# What this task involves
Look for the word "hàng" in the data below, and copy every line that holds it.

[Data about app and page elements]
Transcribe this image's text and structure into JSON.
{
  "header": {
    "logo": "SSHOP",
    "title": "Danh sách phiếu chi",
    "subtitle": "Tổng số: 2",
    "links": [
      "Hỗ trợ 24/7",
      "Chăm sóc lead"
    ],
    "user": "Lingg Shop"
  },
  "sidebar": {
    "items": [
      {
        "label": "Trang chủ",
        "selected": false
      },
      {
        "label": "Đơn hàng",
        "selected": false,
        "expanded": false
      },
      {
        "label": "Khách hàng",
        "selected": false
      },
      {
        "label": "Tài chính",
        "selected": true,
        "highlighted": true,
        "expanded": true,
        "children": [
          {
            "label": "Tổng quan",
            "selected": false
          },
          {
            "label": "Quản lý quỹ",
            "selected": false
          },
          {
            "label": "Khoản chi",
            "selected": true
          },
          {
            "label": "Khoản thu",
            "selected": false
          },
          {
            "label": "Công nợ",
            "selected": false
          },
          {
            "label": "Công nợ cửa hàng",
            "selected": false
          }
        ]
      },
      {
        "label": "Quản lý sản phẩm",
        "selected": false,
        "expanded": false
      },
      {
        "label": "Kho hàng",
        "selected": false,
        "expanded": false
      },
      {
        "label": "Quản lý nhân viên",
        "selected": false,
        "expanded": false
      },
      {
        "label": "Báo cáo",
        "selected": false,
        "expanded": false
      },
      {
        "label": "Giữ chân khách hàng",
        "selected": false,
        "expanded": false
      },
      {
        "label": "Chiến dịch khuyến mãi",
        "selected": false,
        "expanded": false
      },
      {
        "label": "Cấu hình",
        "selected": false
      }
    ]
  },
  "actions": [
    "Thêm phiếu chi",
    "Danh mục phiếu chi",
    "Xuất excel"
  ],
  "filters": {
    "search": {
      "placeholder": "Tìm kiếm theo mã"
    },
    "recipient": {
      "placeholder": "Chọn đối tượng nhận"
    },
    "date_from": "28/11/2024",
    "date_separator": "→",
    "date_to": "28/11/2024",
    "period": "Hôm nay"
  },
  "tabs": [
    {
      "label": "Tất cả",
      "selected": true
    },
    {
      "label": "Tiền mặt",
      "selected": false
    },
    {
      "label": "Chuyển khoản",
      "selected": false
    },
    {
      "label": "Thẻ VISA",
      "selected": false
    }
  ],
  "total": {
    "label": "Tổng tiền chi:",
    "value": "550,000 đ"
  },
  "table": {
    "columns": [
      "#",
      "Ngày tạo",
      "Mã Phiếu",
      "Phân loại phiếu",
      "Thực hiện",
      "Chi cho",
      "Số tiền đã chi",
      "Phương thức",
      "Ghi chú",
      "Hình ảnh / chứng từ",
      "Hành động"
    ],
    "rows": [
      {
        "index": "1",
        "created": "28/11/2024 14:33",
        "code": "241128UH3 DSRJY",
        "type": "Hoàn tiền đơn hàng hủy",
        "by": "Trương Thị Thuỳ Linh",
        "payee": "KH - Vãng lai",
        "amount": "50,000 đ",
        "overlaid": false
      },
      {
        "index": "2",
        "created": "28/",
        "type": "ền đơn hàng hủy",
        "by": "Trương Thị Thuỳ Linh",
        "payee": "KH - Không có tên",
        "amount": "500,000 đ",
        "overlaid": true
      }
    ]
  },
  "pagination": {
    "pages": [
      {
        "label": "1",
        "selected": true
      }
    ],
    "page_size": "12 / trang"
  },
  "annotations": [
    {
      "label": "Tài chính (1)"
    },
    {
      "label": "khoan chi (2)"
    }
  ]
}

# Exercise response
        "label": "Đơn hàng",
        "label": "Khách hàng",
            "label": "Công nợ cửa hàng",
        "label": "Kho hàng",
        "label": "Giữ chân khách hàng",
        "type": "Hoàn tiền đơn hàng hủy",
        "type": "ền đơn hàng hủy",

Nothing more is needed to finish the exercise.